:: EXTRACTED ENTRIES ::
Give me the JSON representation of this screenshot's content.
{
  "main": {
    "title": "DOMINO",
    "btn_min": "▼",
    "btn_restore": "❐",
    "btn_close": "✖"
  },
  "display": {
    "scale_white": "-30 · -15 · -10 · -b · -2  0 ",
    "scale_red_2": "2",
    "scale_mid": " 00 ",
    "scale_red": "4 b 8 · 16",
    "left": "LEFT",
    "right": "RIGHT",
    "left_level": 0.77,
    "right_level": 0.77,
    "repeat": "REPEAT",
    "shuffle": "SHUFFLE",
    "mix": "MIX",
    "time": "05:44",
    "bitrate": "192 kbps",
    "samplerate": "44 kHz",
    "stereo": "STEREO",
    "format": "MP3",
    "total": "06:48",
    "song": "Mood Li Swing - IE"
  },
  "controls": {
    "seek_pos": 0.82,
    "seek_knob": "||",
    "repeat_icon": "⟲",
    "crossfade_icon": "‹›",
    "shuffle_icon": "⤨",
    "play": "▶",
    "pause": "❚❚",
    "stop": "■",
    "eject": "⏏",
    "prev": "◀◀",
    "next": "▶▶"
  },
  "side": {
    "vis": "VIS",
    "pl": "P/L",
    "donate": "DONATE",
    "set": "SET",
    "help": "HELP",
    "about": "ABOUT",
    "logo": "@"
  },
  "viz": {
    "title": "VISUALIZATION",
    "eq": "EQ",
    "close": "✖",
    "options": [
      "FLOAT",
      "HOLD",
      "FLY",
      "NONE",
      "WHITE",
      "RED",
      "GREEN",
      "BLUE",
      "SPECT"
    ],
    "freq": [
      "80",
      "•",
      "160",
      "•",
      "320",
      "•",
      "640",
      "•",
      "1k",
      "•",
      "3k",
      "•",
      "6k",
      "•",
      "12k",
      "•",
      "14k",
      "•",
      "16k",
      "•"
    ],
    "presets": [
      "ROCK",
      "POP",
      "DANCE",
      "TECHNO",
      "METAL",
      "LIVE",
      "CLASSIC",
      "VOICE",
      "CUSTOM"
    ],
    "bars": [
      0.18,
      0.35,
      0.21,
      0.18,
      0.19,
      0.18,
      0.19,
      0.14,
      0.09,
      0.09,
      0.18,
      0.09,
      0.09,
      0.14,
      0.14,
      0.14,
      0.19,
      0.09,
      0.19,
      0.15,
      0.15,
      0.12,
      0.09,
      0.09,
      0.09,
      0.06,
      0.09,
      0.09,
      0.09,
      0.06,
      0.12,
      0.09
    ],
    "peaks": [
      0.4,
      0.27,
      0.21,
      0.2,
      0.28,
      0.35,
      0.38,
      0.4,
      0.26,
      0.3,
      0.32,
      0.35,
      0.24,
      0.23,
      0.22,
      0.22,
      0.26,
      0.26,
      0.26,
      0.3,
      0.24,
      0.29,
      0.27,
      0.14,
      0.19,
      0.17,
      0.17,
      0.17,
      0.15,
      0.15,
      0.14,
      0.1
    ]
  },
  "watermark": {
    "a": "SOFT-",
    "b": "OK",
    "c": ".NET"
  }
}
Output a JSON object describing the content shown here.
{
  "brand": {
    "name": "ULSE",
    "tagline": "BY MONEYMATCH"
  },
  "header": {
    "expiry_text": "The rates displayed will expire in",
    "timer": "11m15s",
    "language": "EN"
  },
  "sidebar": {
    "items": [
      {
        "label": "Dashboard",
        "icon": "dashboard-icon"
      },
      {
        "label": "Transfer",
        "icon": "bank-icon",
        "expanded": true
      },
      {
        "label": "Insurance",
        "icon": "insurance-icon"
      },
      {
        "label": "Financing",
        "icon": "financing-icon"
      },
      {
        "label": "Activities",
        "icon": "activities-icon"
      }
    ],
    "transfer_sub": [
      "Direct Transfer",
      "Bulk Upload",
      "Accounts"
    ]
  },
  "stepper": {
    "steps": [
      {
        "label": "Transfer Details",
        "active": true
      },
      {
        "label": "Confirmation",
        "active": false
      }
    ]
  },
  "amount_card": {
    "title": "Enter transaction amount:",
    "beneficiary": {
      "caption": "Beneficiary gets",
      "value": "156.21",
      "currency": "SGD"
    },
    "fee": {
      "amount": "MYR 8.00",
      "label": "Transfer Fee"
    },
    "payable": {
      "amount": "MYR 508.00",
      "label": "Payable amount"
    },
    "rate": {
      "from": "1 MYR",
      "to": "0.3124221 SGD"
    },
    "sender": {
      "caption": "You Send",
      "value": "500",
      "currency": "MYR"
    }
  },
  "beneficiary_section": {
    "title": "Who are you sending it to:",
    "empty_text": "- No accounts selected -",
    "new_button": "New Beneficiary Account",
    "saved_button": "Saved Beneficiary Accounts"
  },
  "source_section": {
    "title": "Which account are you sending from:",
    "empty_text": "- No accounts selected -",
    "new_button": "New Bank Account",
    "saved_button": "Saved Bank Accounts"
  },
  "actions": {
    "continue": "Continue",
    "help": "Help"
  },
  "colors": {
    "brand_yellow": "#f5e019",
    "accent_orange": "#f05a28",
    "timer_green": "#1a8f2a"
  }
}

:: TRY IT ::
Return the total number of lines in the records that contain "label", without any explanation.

:: SOLVED EXERCISE ::
9